The boys on the other hand were having a blast! My oldest son was so happy to be out of school for a short time, that we could have been in the middle of the desert and he would have still been happy. My middle son was still on a high from the plane and train rides that we had taken thus far. The baby, well, he was just happy to be nursing! I was really surprised to be honest. I thought it would be the other way
around. That I would have to encourage them into adapting into their new surroundings.

The boys dove right into the culture. Eating baguettes, getting around on foot or metro and saying Bonjour. These things were slowly becoming second nature for them. We celebrated Halloween in Paris. We found this
wonderful library called The American Library In Paris. They were handing out candies to the children and even let the boys make little pumpkins to take home with them. It is a Halloween that we will never forget! They were the only children dressed up that day and it was raining. I thought they would be a little disappointed but the were so happy.

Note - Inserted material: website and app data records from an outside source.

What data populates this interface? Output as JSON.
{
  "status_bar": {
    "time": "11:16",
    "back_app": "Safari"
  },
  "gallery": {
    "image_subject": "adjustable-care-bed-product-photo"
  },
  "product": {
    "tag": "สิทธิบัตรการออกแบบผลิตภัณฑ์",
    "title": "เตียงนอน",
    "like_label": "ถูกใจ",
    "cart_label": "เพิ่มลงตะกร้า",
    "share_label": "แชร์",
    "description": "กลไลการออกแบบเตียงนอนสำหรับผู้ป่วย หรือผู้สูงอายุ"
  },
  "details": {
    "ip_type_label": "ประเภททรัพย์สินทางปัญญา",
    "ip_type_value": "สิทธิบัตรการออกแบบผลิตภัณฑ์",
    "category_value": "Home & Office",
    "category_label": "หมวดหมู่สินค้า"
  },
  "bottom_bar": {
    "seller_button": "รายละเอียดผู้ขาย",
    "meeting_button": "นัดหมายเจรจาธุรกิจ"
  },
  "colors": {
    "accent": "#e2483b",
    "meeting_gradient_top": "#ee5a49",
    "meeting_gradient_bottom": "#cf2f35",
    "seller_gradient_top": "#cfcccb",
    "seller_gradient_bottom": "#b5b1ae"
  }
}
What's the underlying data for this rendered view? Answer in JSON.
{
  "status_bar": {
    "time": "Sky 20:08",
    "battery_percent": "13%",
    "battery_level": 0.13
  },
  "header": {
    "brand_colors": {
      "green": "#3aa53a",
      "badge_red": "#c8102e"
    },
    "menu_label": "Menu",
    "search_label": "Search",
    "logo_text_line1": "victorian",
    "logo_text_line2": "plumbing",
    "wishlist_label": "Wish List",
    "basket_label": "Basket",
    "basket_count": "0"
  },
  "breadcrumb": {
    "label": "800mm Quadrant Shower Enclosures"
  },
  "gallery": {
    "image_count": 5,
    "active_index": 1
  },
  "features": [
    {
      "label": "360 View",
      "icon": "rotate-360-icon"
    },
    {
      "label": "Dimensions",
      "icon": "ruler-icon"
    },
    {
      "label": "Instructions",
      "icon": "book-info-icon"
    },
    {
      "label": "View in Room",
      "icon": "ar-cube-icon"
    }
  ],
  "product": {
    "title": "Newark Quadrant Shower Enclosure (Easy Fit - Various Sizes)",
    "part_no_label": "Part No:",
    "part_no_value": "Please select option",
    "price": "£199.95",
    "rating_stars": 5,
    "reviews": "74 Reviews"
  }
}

That’s when it hit me. I do not need to have control over everything. This experience is about once in a life time moments. Whether it be being the only ones dressed up for Halloween or not being able to order a chicken properly in the native tongue. Or that your husband is five hours away from you in a new country and you feel so lonely that you just want to cry. Embrace it all. The uncomfortable times and the happy times. These are what we will take back with us when we leave and what will help to shape our memories of this extraordinary adventure. My children taught me my first lesson on this journey, it is one of many that we have learned together so far.

More to come on our adventure living abroad in France…
Bises!!